Liberation Stories

For more information about the liberation of Ohrdruf, click here.

Richard (Dick) Colosimo (Edited by Walter C. Irla): Coleslaw (added 9/03)

This is but an abbreviated version of what indeed was an extraordinary and unique day at Ohrdruf for Walter and me. An infamous day that we shall never forget.

Fateful Steps Into History (added 8/03)

My name is Tom Cleary. I believe you know my father, Bob Cleary, a veteran of the 89th Infantry Division who has previously contacted you regarding the liberation of the Ohrdruf concentration camp. Over the years, I have tried to get my father to talk more publicly about his combat experiences, but like many veterans of "the greatest generation," he is reluctant to discuss this chapter of his life. He feels he did what was asked of him and served his country with honor - end of story.

Naturally, I am proud of his service and the history that was made in the process. As such, I have been quietly promoting my father's wartime exploits for three reasons: 1) to teach up and coming generations of the horrors that were inflicted by the Nazis on others; 2) remind people of the sacrifices that have been made by those who have served in the armed forces to defend freedom and oppose tyranny; and 3) give some credit to a modest old soldier. I would appreciate it if you could post the attached newspaper article on the 89th Infantry Division's website, under the section devoted to "Ohrdruf History.'

This story was published on the cover of the local section of the San Diego Union-Tribune on May 27, 2002 - Memorial Day.

Thank you, Tom Cleary

Ralph Craib: The Forgotten Death Camp (added 8/03)

Fifty years ago tomorrow, the 355th U.S. Infantry Regiment and the Fourth Armored Division unveiled to the world scenes of brutality and criminality that is still difficult to comprehend.

As a sergeant in the Second Infantry Battalion barely 20 years old, I had walked-and fought-over several hundred miles, from Luxembourg to eastern Germany, in the preceding months. Violent Death and devastation were not new to us, yet nothing prepared us for the horror of Ohrdruf Nord, the first of Adolph Hitler's death factories to be captured by the Allies.

A. Hirsch: Ohrdruf Remembered (added 4/02)

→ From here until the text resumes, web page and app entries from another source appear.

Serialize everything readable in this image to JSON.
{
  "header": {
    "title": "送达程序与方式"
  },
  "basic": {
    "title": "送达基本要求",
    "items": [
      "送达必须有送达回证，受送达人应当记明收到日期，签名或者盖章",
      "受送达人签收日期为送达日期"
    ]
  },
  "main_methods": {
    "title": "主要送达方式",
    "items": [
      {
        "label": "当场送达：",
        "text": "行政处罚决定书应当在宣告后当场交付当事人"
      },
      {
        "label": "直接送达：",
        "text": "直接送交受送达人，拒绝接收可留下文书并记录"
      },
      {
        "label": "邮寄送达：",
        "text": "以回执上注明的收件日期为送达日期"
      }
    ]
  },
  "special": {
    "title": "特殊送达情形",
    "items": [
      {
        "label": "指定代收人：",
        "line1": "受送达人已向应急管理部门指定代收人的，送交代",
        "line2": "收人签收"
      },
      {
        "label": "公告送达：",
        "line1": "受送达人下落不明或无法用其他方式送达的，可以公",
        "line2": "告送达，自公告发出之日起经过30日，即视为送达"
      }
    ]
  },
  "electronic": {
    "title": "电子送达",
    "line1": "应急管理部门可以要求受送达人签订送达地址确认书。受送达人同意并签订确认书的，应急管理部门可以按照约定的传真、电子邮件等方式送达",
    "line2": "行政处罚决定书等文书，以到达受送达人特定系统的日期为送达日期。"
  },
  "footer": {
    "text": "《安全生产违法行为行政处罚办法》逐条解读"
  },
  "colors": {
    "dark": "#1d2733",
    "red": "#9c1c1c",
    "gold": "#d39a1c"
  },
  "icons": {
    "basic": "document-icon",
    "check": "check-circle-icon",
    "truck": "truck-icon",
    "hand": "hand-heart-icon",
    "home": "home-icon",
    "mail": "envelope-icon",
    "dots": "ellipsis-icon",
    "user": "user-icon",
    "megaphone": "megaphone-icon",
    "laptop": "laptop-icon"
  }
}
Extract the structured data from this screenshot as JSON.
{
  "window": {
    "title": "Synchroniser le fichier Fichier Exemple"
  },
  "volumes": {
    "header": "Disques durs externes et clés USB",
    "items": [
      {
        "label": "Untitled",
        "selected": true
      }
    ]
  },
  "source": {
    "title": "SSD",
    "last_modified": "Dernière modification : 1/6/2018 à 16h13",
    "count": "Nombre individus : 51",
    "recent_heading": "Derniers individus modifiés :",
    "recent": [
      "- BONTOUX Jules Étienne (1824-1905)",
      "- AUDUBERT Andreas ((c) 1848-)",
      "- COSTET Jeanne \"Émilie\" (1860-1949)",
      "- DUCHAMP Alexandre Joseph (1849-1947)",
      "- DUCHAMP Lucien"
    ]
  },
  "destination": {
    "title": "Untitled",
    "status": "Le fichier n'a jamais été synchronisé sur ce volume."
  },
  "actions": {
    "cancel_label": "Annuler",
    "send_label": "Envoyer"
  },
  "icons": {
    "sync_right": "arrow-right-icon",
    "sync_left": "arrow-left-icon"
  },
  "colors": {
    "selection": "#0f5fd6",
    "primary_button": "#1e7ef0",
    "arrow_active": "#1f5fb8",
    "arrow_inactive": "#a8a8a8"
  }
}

I next decided to walk along the length of the building and enter the first door I came to.  By this time guys from the other units were coming around to investigate, just as I was doing.  We went through a doorway that revealed a narrow hall.   The wall facing us had two furnace doors with the name of Benz cast into the forging.  Looking inside I saw only gray ash.  It was then that someone behind me said. "Hey, these furnaces are for cremating!"  It hit me like a clap of thunder.  I was stunned and realized the truth that this isn't a factory, this is a concentration camp!  Up to this moment there was nothing to give me the true identity of this place.  In shock I continued walking down the hallway not knowing what I would see or what to expect next.  The place I came to was a large yellow tiled room with showerheads high up on the walls. I realized that this room was the gas chamber and capable of holding at least fifty people.  The murdered victims of this room were cremated in the Benz f urnaces that we saw in the hallway just moments before.  The thought of so much mass murder, so many innocent lives being wasted was overwhelming.

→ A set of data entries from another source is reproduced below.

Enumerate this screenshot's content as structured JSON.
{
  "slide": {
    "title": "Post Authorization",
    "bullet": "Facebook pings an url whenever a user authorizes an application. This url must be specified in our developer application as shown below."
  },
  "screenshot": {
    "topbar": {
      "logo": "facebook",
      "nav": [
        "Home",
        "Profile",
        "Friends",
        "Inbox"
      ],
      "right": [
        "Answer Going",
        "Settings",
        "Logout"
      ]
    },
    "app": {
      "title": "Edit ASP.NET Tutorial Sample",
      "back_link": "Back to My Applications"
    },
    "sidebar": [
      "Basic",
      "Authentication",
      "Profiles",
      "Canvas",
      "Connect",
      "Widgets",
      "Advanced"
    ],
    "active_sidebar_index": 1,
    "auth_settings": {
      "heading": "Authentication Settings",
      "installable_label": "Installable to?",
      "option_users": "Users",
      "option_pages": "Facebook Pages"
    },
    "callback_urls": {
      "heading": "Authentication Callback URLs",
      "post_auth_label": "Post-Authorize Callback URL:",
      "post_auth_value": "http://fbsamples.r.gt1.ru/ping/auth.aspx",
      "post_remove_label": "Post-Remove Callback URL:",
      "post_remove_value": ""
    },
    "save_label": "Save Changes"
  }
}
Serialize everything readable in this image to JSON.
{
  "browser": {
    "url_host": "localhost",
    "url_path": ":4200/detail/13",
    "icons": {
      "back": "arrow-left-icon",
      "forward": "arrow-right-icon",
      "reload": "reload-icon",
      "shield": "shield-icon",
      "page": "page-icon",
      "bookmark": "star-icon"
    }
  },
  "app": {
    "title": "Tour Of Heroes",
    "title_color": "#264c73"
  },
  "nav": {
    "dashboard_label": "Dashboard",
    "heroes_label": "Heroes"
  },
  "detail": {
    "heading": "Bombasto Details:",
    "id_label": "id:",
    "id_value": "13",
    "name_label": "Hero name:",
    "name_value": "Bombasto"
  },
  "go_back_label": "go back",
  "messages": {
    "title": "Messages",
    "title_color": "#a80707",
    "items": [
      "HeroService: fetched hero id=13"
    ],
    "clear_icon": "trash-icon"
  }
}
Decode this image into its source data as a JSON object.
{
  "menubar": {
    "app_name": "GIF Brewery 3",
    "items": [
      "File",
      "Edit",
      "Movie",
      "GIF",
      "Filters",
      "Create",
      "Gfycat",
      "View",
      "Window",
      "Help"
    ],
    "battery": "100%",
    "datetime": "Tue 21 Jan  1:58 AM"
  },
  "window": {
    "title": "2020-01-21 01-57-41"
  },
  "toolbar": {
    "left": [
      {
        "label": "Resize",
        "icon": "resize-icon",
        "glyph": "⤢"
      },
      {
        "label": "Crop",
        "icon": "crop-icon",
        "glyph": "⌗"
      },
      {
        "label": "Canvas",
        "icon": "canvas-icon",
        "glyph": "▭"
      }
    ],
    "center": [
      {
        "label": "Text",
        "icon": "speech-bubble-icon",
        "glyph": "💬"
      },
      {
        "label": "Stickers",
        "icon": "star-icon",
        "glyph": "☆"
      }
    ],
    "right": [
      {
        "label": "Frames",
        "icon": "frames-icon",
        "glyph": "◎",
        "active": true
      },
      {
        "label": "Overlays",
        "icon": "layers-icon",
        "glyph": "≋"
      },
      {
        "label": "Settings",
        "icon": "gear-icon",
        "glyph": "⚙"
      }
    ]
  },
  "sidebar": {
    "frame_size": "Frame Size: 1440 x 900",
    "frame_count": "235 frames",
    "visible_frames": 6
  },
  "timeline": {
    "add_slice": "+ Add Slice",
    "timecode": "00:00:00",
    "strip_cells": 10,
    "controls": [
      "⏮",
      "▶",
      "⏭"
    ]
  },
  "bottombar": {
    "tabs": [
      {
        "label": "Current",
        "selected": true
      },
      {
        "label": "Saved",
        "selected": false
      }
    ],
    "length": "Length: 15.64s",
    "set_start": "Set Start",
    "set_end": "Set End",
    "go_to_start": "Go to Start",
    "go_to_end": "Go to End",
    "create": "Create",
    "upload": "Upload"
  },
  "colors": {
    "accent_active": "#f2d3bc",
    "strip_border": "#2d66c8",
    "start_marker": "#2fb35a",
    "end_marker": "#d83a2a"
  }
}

Ralph Cole: Ohrdruf-North Stalag III (added 4/02)

April 4, 1945, the Fourth Armored Division and the 355th Infantry Regiment of the 89th Infantry Division, part of General George Patton's famed Third U.S. Army, liberated the first death camp, Ohrdruf or North Stalag III, a sub camp of Buchenwald, located near Weimar.

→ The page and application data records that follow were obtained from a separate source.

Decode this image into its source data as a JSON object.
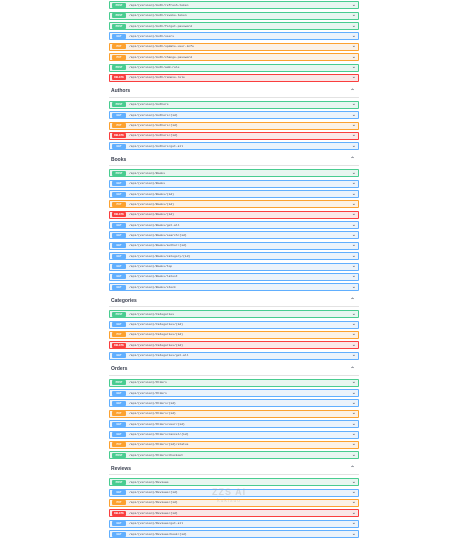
{
  "sections": [
    {
      "name": "",
      "ops": [
        {
          "method": "post",
          "label": "POST",
          "path": "/api/{version}/Auth/register"
        },
        {
          "method": "post",
          "label": "POST",
          "path": "/api/{version}/Auth/refresh-token"
        },
        {
          "method": "post",
          "label": "POST",
          "path": "/api/{version}/Auth/revoke-token"
        },
        {
          "method": "post",
          "label": "POST",
          "path": "/api/{version}/Auth/forgot-password"
        },
        {
          "method": "get",
          "label": "GET",
          "path": "/api/{version}/Auth/users"
        },
        {
          "method": "put",
          "label": "PUT",
          "path": "/api/{version}/Auth/update-user-info"
        },
        {
          "method": "put",
          "label": "PUT",
          "path": "/api/{version}/Auth/change-password"
        },
        {
          "method": "post",
          "label": "POST",
          "path": "/api/{version}/Auth/add-role"
        },
        {
          "method": "delete",
          "label": "DELETE",
          "path": "/api/{version}/Auth/remove-role"
        }
      ]
    },
    {
      "name": "Authors",
      "ops": [
        {
          "method": "post",
          "label": "POST",
          "path": "/api/{version}/Authors"
        },
        {
          "method": "get",
          "label": "GET",
          "path": "/api/{version}/Authors/{id}"
        },
        {
          "method": "put",
          "label": "PUT",
          "path": "/api/{version}/Authors/{id}"
        },
        {
          "method": "delete",
          "label": "DELETE",
          "path": "/api/{version}/Authors/{id}"
        },
        {
          "method": "get",
          "label": "GET",
          "path": "/api/{version}/Authors/get-all"
        }
      ]
    },
    {
      "name": "Books",
      "ops": [
        {
          "method": "post",
          "label": "POST",
          "path": "/api/{version}/Books"
        },
        {
          "method": "get",
          "label": "GET",
          "path": "/api/{version}/Books"
        },
        {
          "method": "get",
          "label": "GET",
          "path": "/api/{version}/Books/{id}"
        },
        {
          "method": "put",
          "label": "PUT",
          "path": "/api/{version}/Books/{id}"
        },
        {
          "method": "delete",
          "label": "DELETE",
          "path": "/api/{version}/Books/{id}"
        },
        {
          "method": "get",
          "label": "GET",
          "path": "/api/{version}/Books/get-all"
        },
        {
          "method": "get",
          "label": "GET",
          "path": "/api/{version}/Books/search/{id}"
        },
        {
          "method": "get",
          "label": "GET",
          "path": "/api/{version}/Books/author/{id}"
        },
        {
          "method": "get",
          "label": "GET",
          "path": "/api/{version}/Books/category/{id}"
        },
        {
          "method": "get",
          "label": "GET",
          "path": "/api/{version}/Books/top"
        },
        {
          "method": "get",
          "label": "GET",
          "path": "/api/{version}/Books/latest"
        },
        {
          "method": "get",
          "label": "GET",
          "path": "/api/{version}/Books/stock"
        }
      ]
    },
    {
      "name": "Categories",
      "ops": [
        {
          "method": "post",
          "label": "POST",
          "path": "/api/{version}/Categories"
        },
        {
          "method": "get",
          "label": "GET",
          "path": "/api/{version}/Categories/{id}"
        },
        {
          "method": "put",
          "label": "PUT",
          "path": "/api/{version}/Categories/{id}"
        },
        {
          "method": "delete",
          "label": "DELETE",
          "path": "/api/{version}/Categories/{id}"
        },
        {
          "method": "get",
          "label": "GET",
          "path": "/api/{version}/Categories/get-all"
        }
      ]
    },
    {
      "name": "Orders",
      "ops": [
        {
          "method": "post",
          "label": "POST",
          "path": "/api/{version}/Orders"
        },
        {
          "method": "get",
          "label": "GET",
          "path": "/api/{version}/Orders"
        },
        {
          "method": "get",
          "label": "GET",
          "path": "/api/{version}/Orders/{id}"
        },
        {
          "method": "put",
          "label": "PUT",
          "path": "/api/{version}/Orders/{id}"
        },
        {
          "method": "get",
          "label": "GET",
          "path": "/api/{version}/Orders/user/{id}"
        },
        {
          "method": "get",
          "label": "GET",
          "path": "/api/{version}/Orders/cancel/{id}"
        },
        {
          "method": "put",
          "label": "PUT",
          "path": "/api/{version}/Orders/{id}/status"
        },
        {
          "method": "post",
          "label": "POST",
          "path": "/api/{version}/Orders/checkout"
        }
      ]
    },
    {
      "name": "Reviews",
      "ops": [
        {
          "method": "post",
          "label": "POST",
          "path": "/api/{version}/Reviews"
        },
        {
          "method": "get",
          "label": "GET",
          "path": "/api/{version}/Reviews/{id}"
        },
        {
          "method": "put",
          "label": "PUT",
          "path": "/api/{version}/Reviews/{id}"
        },
        {
          "method": "delete",
          "label": "DELETE",
          "path": "/api/{version}/Reviews/{id}"
        },
        {
          "method": "get",
          "label": "GET",
          "path": "/api/{version}/Reviews/get-all"
        },
        {
          "method": "get",
          "label": "GET",
          "path": "/api/{version}/Reviews/book/{id}"
        }
      ]
    }
  ],
  "icons": {
    "section_chevron": "⌃",
    "op_chevron": "⌄"
  },
  "watermark": {
    "line1": "ZZS AI",
    "line2": "kukisuo"
  }
}
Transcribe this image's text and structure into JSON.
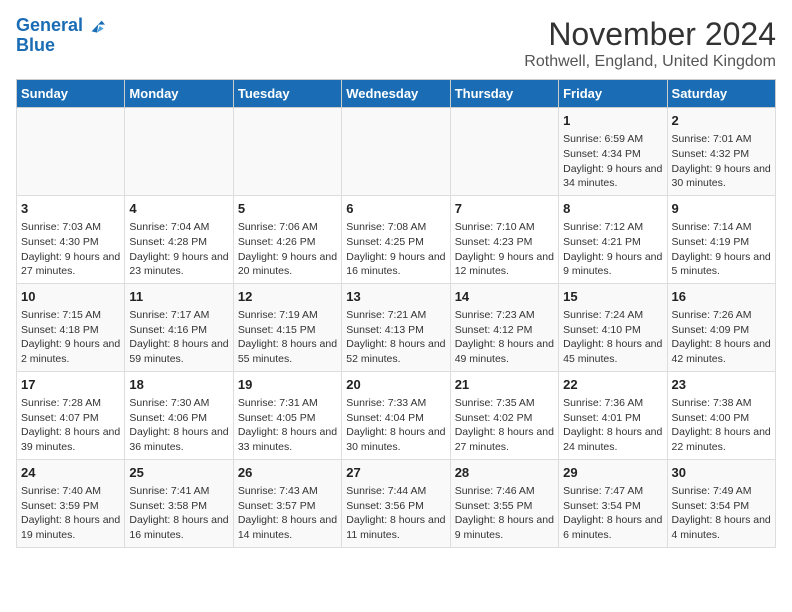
{
  "logo": {
    "line1": "General",
    "line2": "Blue"
  },
  "title": "November 2024",
  "subtitle": "Rothwell, England, United Kingdom",
  "headers": [
    "Sunday",
    "Monday",
    "Tuesday",
    "Wednesday",
    "Thursday",
    "Friday",
    "Saturday"
  ],
  "weeks": [
    [
      {
        "day": "",
        "info": ""
      },
      {
        "day": "",
        "info": ""
      },
      {
        "day": "",
        "info": ""
      },
      {
        "day": "",
        "info": ""
      },
      {
        "day": "",
        "info": ""
      },
      {
        "day": "1",
        "info": "Sunrise: 6:59 AM\nSunset: 4:34 PM\nDaylight: 9 hours and 34 minutes."
      },
      {
        "day": "2",
        "info": "Sunrise: 7:01 AM\nSunset: 4:32 PM\nDaylight: 9 hours and 30 minutes."
      }
    ],
    [
      {
        "day": "3",
        "info": "Sunrise: 7:03 AM\nSunset: 4:30 PM\nDaylight: 9 hours and 27 minutes."
      },
      {
        "day": "4",
        "info": "Sunrise: 7:04 AM\nSunset: 4:28 PM\nDaylight: 9 hours and 23 minutes."
      },
      {
        "day": "5",
        "info": "Sunrise: 7:06 AM\nSunset: 4:26 PM\nDaylight: 9 hours and 20 minutes."
      },
      {
        "day": "6",
        "info": "Sunrise: 7:08 AM\nSunset: 4:25 PM\nDaylight: 9 hours and 16 minutes."
      },
      {
        "day": "7",
        "info": "Sunrise: 7:10 AM\nSunset: 4:23 PM\nDaylight: 9 hours and 12 minutes."
      },
      {
        "day": "8",
        "info": "Sunrise: 7:12 AM\nSunset: 4:21 PM\nDaylight: 9 hours and 9 minutes."
      },
      {
        "day": "9",
        "info": "Sunrise: 7:14 AM\nSunset: 4:19 PM\nDaylight: 9 hours and 5 minutes."
      }
    ],
    [
      {
        "day": "10",
        "info": "Sunrise: 7:15 AM\nSunset: 4:18 PM\nDaylight: 9 hours and 2 minutes."
      },
      {
        "day": "11",
        "info": "Sunrise: 7:17 AM\nSunset: 4:16 PM\nDaylight: 8 hours and 59 minutes."
      },
      {
        "day": "12",
        "info": "Sunrise: 7:19 AM\nSunset: 4:15 PM\nDaylight: 8 hours and 55 minutes."
      },
      {
        "day": "13",
        "info": "Sunrise: 7:21 AM\nSunset: 4:13 PM\nDaylight: 8 hours and 52 minutes."
      },
      {
        "day": "14",
        "info": "Sunrise: 7:23 AM\nSunset: 4:12 PM\nDaylight: 8 hours and 49 minutes."
      },
      {
        "day": "15",
        "info": "Sunrise: 7:24 AM\nSunset: 4:10 PM\nDaylight: 8 hours and 45 minutes."
      },
      {
        "day": "16",
        "info": "Sunrise: 7:26 AM\nSunset: 4:09 PM\nDaylight: 8 hours and 42 minutes."
      }
    ],
    [
      {
        "day": "17",
        "info": "Sunrise: 7:28 AM\nSunset: 4:07 PM\nDaylight: 8 hours and 39 minutes."
      },
      {
        "day": "18",
        "info": "Sunrise: 7:30 AM\nSunset: 4:06 PM\nDaylight: 8 hours and 36 minutes."
      },
      {
        "day": "19",
        "info": "Sunrise: 7:31 AM\nSunset: 4:05 PM\nDaylight: 8 hours and 33 minutes."
      },
      {
        "day": "20",
        "info": "Sunrise: 7:33 AM\nSunset: 4:04 PM\nDaylight: 8 hours and 30 minutes."
      },
      {
        "day": "21",
        "info": "Sunrise: 7:35 AM\nSunset: 4:02 PM\nDaylight: 8 hours and 27 minutes."
      },
      {
        "day": "22",
        "info": "Sunrise: 7:36 AM\nSunset: 4:01 PM\nDaylight: 8 hours and 24 minutes."
      },
      {
        "day": "23",
        "info": "Sunrise: 7:38 AM\nSunset: 4:00 PM\nDaylight: 8 hours and 22 minutes."
      }
    ],
    [
      {
        "day": "24",
        "info": "Sunrise: 7:40 AM\nSunset: 3:59 PM\nDaylight: 8 hours and 19 minutes."
      },
      {
        "day": "25",
        "info": "Sunrise: 7:41 AM\nSunset: 3:58 PM\nDaylight: 8 hours and 16 minutes."
      },
      {
        "day": "26",
        "info": "Sunrise: 7:43 AM\nSunset: 3:57 PM\nDaylight: 8 hours and 14 minutes."
      },
      {
        "day": "27",
        "info": "Sunrise: 7:44 AM\nSunset: 3:56 PM\nDaylight: 8 hours and 11 minutes."
      },
      {
        "day": "28",
        "info": "Sunrise: 7:46 AM\nSunset: 3:55 PM\nDaylight: 8 hours and 9 minutes."
      },
      {
        "day": "29",
        "info": "Sunrise: 7:47 AM\nSunset: 3:54 PM\nDaylight: 8 hours and 6 minutes."
      },
      {
        "day": "30",
        "info": "Sunrise: 7:49 AM\nSunset: 3:54 PM\nDaylight: 8 hours and 4 minutes."
      }
    ]
  ]
}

Harold Mathews--Kahla Revisited, The Liberation of a Displaced Persons Camp (added 1/02)

Harold Mathews recounts the liberation of a slave labor camp and a German aircraft factory.

Bruce Nickols: The Story of an 89th Liberator

Fifty years have passed since this day but I recall my first impression of the camp called Ohrdruf which I found later was associated administratively with the camp called Buchenwald. Ohrdruf was named after the town of the same name, apparently locally famous for its history of being the place where Johann Sebastian Bach composed some of his works.

Holocaust--Confirmation and Some Retribution: Ralph Rush (added 2/01)

Ralph's firsthand account of the liberation of the Ohrdruf, the first concentration camp liberated by the western Allies.